Elisha Howe’s (aka Elektric) soaring rhymes and Jack Hobbs (aka Hobbit) beatboxing energise the audience and establish a defiant, proud tone that carries through the show. They are not backing down, nor are B-boy Ryan Harson (aka LoGisTics) and puppeteer Mohsen Nouri. They literally zoom in on the tiny model tower blocks and street scenes of urban Britain, replicated in cardboard wonderfully extracted from the plain back wall, creating a landscape of alternating songs with monologues. These set pieces and puppets pass on the otherwise unknown life stories of young people they’ve met.

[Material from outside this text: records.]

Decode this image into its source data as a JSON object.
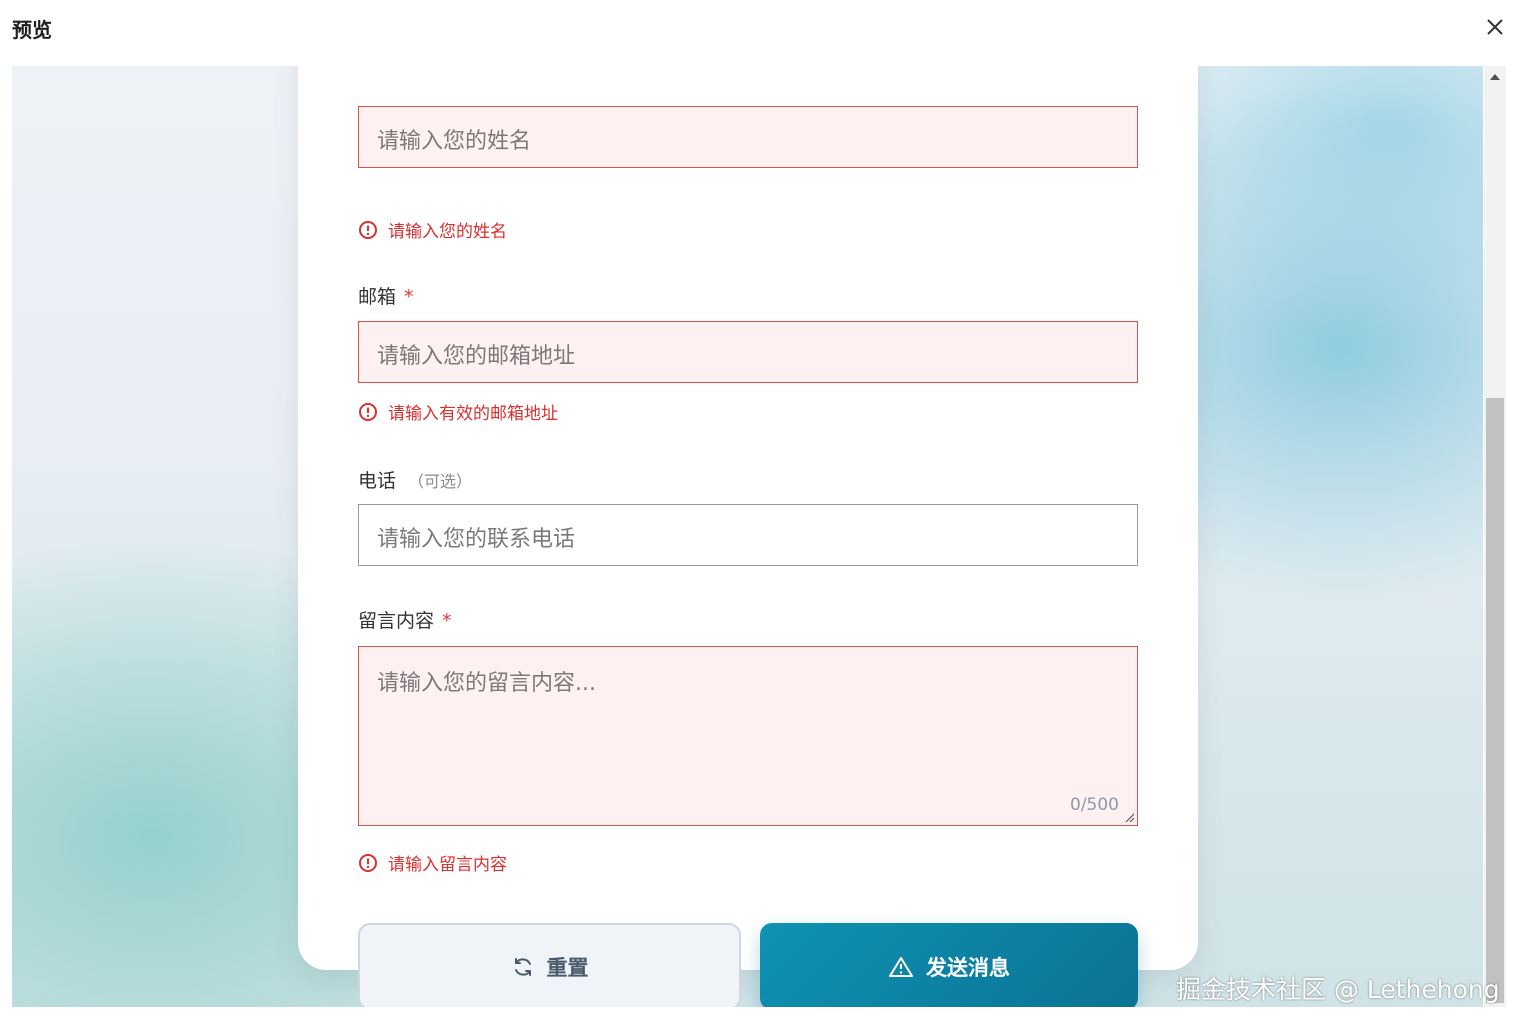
{
  "dialog": {
    "title": "预览"
  },
  "form": {
    "name": {
      "placeholder": "请输入您的姓名",
      "error": "请输入您的姓名"
    },
    "email": {
      "label": "邮箱",
      "required_mark": "*",
      "placeholder": "请输入您的邮箱地址",
      "error": "请输入有效的邮箱地址"
    },
    "phone": {
      "label": "电话",
      "optional_note": "（可选）",
      "placeholder": "请输入您的联系电话"
    },
    "message": {
      "label": "留言内容",
      "required_mark": "*",
      "placeholder": "请输入您的留言内容...",
      "counter": "0/500",
      "error": "请输入留言内容"
    },
    "reset_label": "重置",
    "send_label": "发送消息"
  },
  "watermark": "掘金技术社区 @ Lethehong",
  "icons": {
    "close": "close-icon",
    "error": "alert-circle-icon",
    "reset": "refresh-icon",
    "send": "warning-triangle-icon"
  },
  "colors": {
    "error": "#d93030",
    "primary": "#0f93b4"
  }
}
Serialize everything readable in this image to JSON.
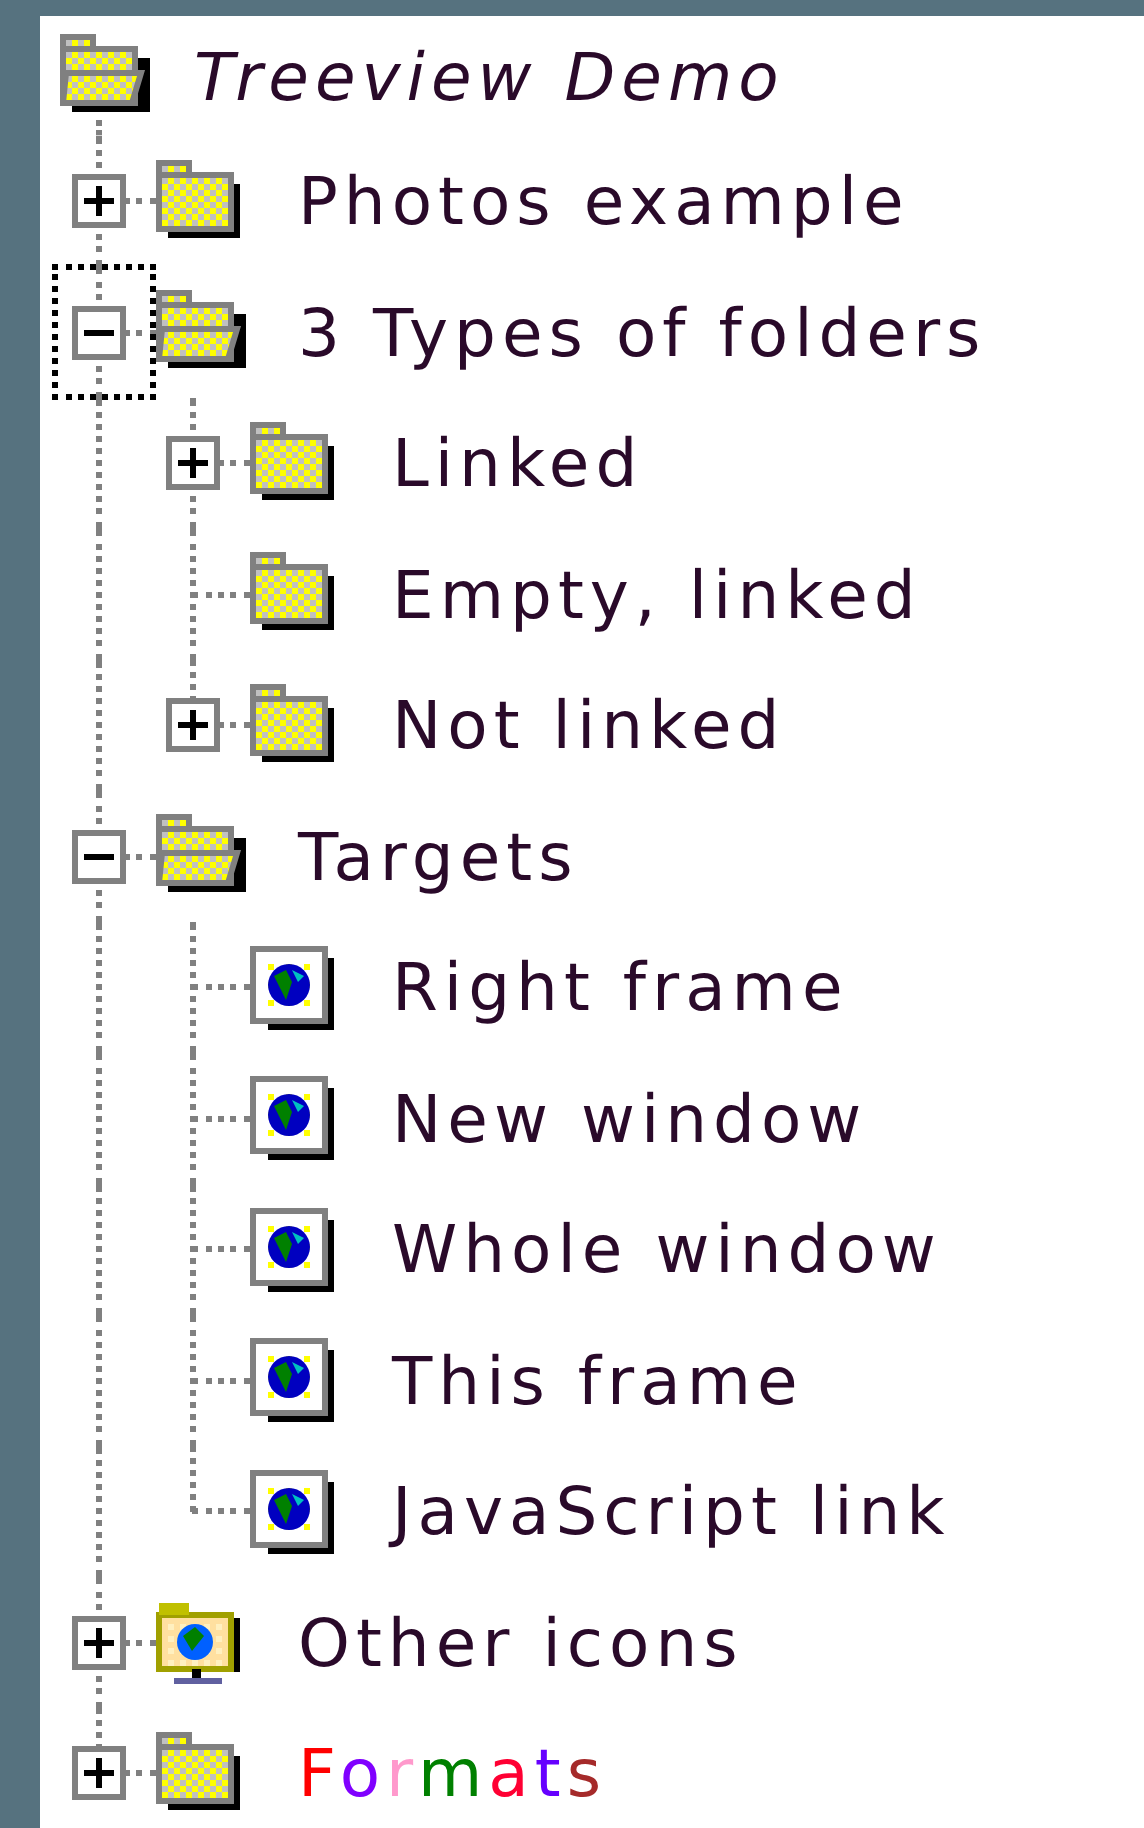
{
  "tree": {
    "label": "Treeview Demo",
    "kind": "open-folder",
    "multicolor": false,
    "children": [
      {
        "label": "Photos example",
        "kind": "folder",
        "expanded": false,
        "focused": false,
        "multicolor": false
      },
      {
        "label": "3 Types of folders",
        "kind": "open-folder",
        "expanded": true,
        "focused": true,
        "multicolor": false,
        "children": [
          {
            "label": "Linked",
            "kind": "folder",
            "expanded": false,
            "focused": false,
            "multicolor": false
          },
          {
            "label": "Empty, linked",
            "kind": "folder",
            "focused": false,
            "multicolor": false
          },
          {
            "label": "Not linked",
            "kind": "folder",
            "expanded": false,
            "focused": false,
            "multicolor": false
          }
        ]
      },
      {
        "label": "Targets",
        "kind": "open-folder",
        "expanded": true,
        "focused": false,
        "multicolor": false,
        "children": [
          {
            "label": "Right frame",
            "kind": "page",
            "focused": false,
            "multicolor": false
          },
          {
            "label": "New window",
            "kind": "page",
            "focused": false,
            "multicolor": false
          },
          {
            "label": "Whole window",
            "kind": "page",
            "focused": false,
            "multicolor": false
          },
          {
            "label": "This frame",
            "kind": "page",
            "focused": false,
            "multicolor": false
          },
          {
            "label": "JavaScript link",
            "kind": "page",
            "focused": false,
            "multicolor": false
          }
        ]
      },
      {
        "label": "Other icons",
        "kind": "monitor",
        "expanded": false,
        "focused": false,
        "multicolor": false
      },
      {
        "label": "Formats",
        "kind": "folder",
        "expanded": false,
        "focused": false,
        "multicolor": true
      }
    ]
  }
}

Omar is an insecure, confrontational grey hoodie that takes the whole show to find his voice. Jack’s a wannabe gangsta who knocks up Latifa (both with cartoonish, cardboard heads) and ditches her and the resulting child that reflects on how that’s shaped his life goals. Joanne is the Papergirl who cuts herself because her mum’s boyfriend abused her. There’s also the incredible Speaker Boy, a rotund, playful chap with a boombox for a head. Each puppet is as unique as the young person behind it, and just as inspiring. (Seriously, go look at the puppets’ photos in the gallery part way down the page; they are some of the most emotionally endowed bits of paper and foam I’ve ever encountered. All of these characters unashamedly demand attention with precise, evocative storytelling and a joyfully visualised presence. These stories are broadcast along side an ever-changing soundtrack with interjections of dance, banter and spoken word, simultaneously creating an atmosphere of celebration and seriousness. Though fun, it never loses the sense of the weight behind the work.

Despite the boldness in the work and the importance of its messages, there are some sloppy transitions that cause the piece to lose momentum. Elektric unnecessarily introduces each number by name, and there are some in-jokes between the performers that, whilst sweet, don’t carry energy with their small scale. This gives the whole piece a choppiness that makes it feel unfinished.

All four performers’ exemplary skillsets and vibrance are fantastic vehicles for the young people of this country seeking escape from the poverty that is so limiting to their ambition. Each moment connects to the next through a theme rather than a storyline, but the effect mirrors modern society: a bit messy, emotional and ambitious for a better life. The fun doesn’t override or trivialize the seriousness, and neither is it too weighty. The unpolished feel is very much ingrained in the gig-theatre style, and though it would be great to learn more about the characters presented, The Broke ‘N’ Beat Collective truly holds a mirror up to nature.

The Broke ‘N’ Beat Collective runs through 2 April.

The Play’s the Thing UK is committed to covering fringe and progressive theatre in London and beyond. It is run entirely voluntarily and needs regular support to ensure its survival. For more information and to help The Play’s the Thing UK provide coverage of the theatre that needs reviews the most, visit its patreon.